## WORK REQUIRED:
Would you reproduce the whole listing below without altering a single word?
· · · · · · ·
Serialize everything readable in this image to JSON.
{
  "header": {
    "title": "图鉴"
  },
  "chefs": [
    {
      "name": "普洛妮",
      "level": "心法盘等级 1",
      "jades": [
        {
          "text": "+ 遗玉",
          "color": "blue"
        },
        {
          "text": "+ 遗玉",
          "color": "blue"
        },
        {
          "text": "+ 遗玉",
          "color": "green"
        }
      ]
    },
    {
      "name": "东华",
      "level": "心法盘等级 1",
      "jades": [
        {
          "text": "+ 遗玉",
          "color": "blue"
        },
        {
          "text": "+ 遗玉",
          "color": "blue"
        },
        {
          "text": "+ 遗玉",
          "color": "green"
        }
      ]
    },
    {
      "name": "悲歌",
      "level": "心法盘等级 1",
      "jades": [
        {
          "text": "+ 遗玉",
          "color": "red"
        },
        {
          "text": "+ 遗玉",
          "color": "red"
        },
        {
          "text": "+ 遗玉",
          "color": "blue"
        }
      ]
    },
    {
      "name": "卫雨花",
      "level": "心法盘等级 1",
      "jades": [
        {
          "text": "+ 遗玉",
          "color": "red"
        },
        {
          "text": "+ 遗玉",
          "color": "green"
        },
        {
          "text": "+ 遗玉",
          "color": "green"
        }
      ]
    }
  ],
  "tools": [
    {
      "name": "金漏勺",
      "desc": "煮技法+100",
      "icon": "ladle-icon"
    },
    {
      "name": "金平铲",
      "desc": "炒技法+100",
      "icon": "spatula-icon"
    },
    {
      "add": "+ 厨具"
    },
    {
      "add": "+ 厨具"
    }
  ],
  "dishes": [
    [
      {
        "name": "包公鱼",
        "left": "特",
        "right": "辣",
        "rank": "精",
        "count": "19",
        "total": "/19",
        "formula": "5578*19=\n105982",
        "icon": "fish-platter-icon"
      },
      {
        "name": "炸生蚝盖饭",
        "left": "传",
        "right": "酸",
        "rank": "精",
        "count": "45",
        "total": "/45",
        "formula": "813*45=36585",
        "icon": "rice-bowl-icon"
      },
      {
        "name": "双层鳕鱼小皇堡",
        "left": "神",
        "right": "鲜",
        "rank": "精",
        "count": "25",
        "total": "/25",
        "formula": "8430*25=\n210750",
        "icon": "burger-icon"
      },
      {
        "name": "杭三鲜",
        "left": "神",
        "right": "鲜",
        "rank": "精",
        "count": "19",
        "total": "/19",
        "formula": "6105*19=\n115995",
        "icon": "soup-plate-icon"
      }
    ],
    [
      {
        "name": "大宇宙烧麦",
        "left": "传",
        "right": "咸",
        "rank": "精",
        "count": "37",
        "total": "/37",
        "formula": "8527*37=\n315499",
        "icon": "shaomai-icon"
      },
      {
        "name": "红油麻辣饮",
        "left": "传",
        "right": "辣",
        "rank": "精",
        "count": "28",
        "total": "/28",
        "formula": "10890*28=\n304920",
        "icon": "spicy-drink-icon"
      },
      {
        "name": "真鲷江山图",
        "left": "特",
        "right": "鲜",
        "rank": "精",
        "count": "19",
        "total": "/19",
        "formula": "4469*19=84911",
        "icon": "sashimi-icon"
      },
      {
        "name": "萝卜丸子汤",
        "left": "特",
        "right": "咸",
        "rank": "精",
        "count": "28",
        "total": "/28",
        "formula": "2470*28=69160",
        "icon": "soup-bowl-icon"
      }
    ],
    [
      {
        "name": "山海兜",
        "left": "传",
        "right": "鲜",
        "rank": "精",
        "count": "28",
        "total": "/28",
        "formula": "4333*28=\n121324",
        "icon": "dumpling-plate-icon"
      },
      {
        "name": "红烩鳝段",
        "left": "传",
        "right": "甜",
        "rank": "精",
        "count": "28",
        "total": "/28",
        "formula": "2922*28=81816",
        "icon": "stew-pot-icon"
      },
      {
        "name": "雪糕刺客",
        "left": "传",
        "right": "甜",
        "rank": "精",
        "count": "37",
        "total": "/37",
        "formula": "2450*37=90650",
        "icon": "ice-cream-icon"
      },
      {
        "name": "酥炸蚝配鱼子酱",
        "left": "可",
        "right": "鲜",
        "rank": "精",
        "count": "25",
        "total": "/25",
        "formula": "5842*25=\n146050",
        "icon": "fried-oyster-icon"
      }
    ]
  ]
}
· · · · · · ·
## REPLY:
Serialize everything readable in this image to JSON.
{
  "header": {
    "title": "图鉴"
  },
  "chefs": [
    {
      "name": "普洛妮",
      "level": "心法盘等级 1",
      "jades": [
        {
          "text": "+ 遗玉",
          "color": "blue"
        },
        {
          "text": "+ 遗玉",
          "color": "blue"
        },
        {
          "text": "+ 遗玉",
          "color": "green"
        }
      ]
    },
    {
      "name": "东华",
      "level": "心法盘等级 1",
      "jades": [
        {
          "text": "+ 遗玉",
          "color": "blue"
        },
        {
          "text": "+ 遗玉",
          "color": "blue"
        },
        {
          "text": "+ 遗玉",
          "color": "green"
        }
      ]
    },
    {
      "name": "悲歌",
      "level": "心法盘等级 1",
      "jades": [
        {
          "text": "+ 遗玉",
          "color": "red"
        },
        {
          "text": "+ 遗玉",
          "color": "red"
        },
        {
          "text": "+ 遗玉",
          "color": "blue"
        }
      ]
    },
    {
      "name": "卫雨花",
      "level": "心法盘等级 1",
      "jades": [
        {
          "text": "+ 遗玉",
          "color": "red"
        },
        {
          "text": "+ 遗玉",
          "color": "green"
        },
        {
          "text": "+ 遗玉",
          "color": "green"
        }
      ]
    }
  ],
  "tools": [
    {
      "name": "金漏勺",
      "desc": "煮技法+100",
      "icon": "ladle-icon"
    },
    {
      "name": "金平铲",
      "desc": "炒技法+100",
      "icon": "spatula-icon"
    },
    {
      "add": "+ 厨具"
    },
    {
      "add": "+ 厨具"
    }
  ],
  "dishes": [
    [
      {
        "name": "包公鱼",
        "left": "特",
        "right": "辣",
        "rank": "精",
        "count": "19",
        "total": "/19",
        "formula": "5578*19=\n105982",
        "icon": "fish-platter-icon"
      },
      {
        "name": "炸生蚝盖饭",
        "left": "传",
        "right": "酸",
        "rank": "精",
        "count": "45",
        "total": "/45",
        "formula": "813*45=36585",
        "icon": "rice-bowl-icon"
      },
      {
        "name": "双层鳕鱼小皇堡",
        "left": "神",
        "right": "鲜",
        "rank": "精",
        "count": "25",
        "total": "/25",
        "formula": "8430*25=\n210750",
        "icon": "burger-icon"
      },
      {
        "name": "杭三鲜",
        "left": "神",
        "right": "鲜",
        "rank": "精",
        "count": "19",
        "total": "/19",
        "formula": "6105*19=\n115995",
        "icon": "soup-plate-icon"
      }
    ],
    [
      {
        "name": "大宇宙烧麦",
        "left": "传",
        "right": "咸",
        "rank": "精",
        "count": "37",
        "total": "/37",
        "formula": "8527*37=\n315499",
        "icon": "shaomai-icon"
      },
      {
        "name": "红油麻辣饮",
        "left": "传",
        "right": "辣",
        "rank": "精",
        "count": "28",
        "total": "/28",
        "formula": "10890*28=\n304920",
        "icon": "spicy-drink-icon"
      },
      {
        "name": "真鲷江山图",
        "left": "特",
        "right": "鲜",
        "rank": "精",
        "count": "19",
        "total": "/19",
        "formula": "4469*19=84911",
        "icon": "sashimi-icon"
      },
      {
        "name": "萝卜丸子汤",
        "left": "特",
        "right": "咸",
        "rank": "精",
        "count": "28",
        "total": "/28",
        "formula": "2470*28=69160",
        "icon": "soup-bowl-icon"
      }
    ],
    [
      {
        "name": "山海兜",
        "left": "传",
        "right": "鲜",
        "rank": "精",
        "count": "28",
        "total": "/28",
        "formula": "4333*28=\n121324",
        "icon": "dumpling-plate-icon"
      },
      {
        "name": "红烩鳝段",
        "left": "传",
        "right": "甜",
        "rank": "精",
        "count": "28",
        "total": "/28",
        "formula": "2922*28=81816",
        "icon": "stew-pot-icon"
      },
      {
        "name": "雪糕刺客",
        "left": "传",
        "right": "甜",
        "rank": "精",
        "count": "37",
        "total": "/37",
        "formula": "2450*37=90650",
        "icon": "ice-cream-icon"
      },
      {
        "name": "酥炸蚝配鱼子酱",
        "left": "可",
        "right": "鲜",
        "rank": "精",
        "count": "25",
        "total": "/25",
        "formula": "5842*25=\n146050",
        "icon": "fried-oyster-icon"
      }
    ]
  ]
}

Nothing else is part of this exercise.